Everyone has heard of Wimbledon but how many people know that the game of lawn tennis was invented in the late 19th Century and was at first called Sphairistike?
This elegant little book, written by publisher Cameron Brown, a resident of Wimbledon since 1970, is packed with facts, figures, records and statistics, and its fun! It covers the history of the game, starting out with handball in the French monasteries of the middle ages, moving on to Real (or Royal) Tennis at the court of Henry VIII, to the modern game patented in 1874 by Major Wingfield.
The book also describes the history of the All England Lawn Tennis and Croquet Club (Wimbledons proper name) and the development of the modern championships. There are anecdotes and information about many of the great names of the 125 years or so since the championships began and, finally, a bit of backgound on the "village" of Wimbledon where it all happens for 2 weeks a year.

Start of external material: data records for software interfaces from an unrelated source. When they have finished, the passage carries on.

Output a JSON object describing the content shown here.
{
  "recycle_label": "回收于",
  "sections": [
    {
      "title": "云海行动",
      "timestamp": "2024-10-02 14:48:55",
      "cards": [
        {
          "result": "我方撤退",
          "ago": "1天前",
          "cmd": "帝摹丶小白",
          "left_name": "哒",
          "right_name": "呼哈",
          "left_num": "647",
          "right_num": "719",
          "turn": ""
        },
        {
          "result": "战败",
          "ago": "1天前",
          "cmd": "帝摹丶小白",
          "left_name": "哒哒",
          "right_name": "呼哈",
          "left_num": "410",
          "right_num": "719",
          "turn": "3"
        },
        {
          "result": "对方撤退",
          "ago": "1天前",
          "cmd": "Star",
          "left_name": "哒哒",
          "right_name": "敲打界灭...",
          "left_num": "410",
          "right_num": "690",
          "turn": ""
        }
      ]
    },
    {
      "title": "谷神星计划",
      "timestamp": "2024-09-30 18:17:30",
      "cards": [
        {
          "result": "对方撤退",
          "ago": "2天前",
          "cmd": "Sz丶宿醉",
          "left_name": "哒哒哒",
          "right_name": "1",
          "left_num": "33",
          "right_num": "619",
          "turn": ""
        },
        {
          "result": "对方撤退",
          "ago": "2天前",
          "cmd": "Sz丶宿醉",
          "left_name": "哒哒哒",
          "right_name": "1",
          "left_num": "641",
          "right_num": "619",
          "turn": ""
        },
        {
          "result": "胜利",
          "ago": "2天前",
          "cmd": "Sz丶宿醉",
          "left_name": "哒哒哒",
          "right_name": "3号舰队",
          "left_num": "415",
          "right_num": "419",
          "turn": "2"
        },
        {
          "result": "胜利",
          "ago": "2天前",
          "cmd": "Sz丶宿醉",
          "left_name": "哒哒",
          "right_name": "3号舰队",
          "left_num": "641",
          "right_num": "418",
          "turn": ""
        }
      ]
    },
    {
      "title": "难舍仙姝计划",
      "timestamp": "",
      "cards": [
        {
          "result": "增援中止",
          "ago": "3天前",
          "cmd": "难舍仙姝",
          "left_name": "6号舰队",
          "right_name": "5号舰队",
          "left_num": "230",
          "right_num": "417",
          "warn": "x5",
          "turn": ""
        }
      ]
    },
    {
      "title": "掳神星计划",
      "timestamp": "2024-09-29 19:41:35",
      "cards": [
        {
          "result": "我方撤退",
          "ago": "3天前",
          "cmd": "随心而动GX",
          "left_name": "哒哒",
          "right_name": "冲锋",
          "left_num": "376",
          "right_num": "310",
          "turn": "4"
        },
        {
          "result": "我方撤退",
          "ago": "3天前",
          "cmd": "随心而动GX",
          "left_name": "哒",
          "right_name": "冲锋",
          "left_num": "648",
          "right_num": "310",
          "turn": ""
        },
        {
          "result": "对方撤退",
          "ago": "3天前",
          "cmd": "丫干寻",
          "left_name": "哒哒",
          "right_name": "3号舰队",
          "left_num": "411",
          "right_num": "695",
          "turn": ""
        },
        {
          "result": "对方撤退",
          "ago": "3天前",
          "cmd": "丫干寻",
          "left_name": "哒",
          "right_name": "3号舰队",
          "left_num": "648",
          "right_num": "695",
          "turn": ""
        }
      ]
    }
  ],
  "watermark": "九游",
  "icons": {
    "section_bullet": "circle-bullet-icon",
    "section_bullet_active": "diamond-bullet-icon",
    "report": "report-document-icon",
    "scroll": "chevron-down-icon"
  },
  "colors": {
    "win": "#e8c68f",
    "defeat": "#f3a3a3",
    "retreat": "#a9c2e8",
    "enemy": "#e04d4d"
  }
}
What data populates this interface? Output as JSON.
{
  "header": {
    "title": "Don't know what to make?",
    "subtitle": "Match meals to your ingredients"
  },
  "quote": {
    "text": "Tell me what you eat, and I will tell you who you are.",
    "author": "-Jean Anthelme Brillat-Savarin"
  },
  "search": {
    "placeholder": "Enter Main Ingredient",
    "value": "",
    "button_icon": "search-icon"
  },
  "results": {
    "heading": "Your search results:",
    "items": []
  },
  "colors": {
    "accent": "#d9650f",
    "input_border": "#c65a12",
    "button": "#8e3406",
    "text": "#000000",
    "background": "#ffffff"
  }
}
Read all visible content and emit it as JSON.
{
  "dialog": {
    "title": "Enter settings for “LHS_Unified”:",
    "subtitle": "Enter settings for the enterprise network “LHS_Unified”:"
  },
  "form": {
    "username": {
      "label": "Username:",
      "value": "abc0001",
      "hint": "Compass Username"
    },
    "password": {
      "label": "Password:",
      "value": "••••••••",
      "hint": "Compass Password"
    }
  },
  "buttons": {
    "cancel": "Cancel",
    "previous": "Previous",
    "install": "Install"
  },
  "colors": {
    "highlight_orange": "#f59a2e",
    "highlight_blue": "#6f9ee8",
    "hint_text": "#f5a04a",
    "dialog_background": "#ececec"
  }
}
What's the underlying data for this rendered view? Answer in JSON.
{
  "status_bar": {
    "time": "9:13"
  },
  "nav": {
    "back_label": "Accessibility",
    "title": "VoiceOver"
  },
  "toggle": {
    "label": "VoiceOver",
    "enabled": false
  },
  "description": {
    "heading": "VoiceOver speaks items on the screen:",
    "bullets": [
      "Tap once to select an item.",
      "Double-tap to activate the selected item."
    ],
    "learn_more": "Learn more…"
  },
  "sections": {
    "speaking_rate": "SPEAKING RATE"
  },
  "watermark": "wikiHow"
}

A great gift for any tennis fan.
Some interesting facts:
Henry VIII had a servant to throw the ball up in the air for him because he was too fat to do it himself.
There is an entry in Hampton Courts accounts in 1531 recording the payment of five shillings (45 cents) to "one that served on the Kings side at Tennes", hence the word "service".
The US Lawn Tennis Association was formed in 1881 but the first US championships were held the previous year at the Staten Island Cricket and Baseball Club.
The first National Championship, precursor to todays US Open , was held in 1881. Until 1974 it was played on grass, switching then to clay courts, changing again in 1978 to hard court. Jimmy Connors won on all 3 surfaces.
"The Gullikson twins here. An interesting pair, both from Wisconsin." - Dan Maskell
"She comes from a tennis-playing family. Her father's a dentist." - BBC 2
"McEnroe has got to sit down and work out where he stands" - Fred Perry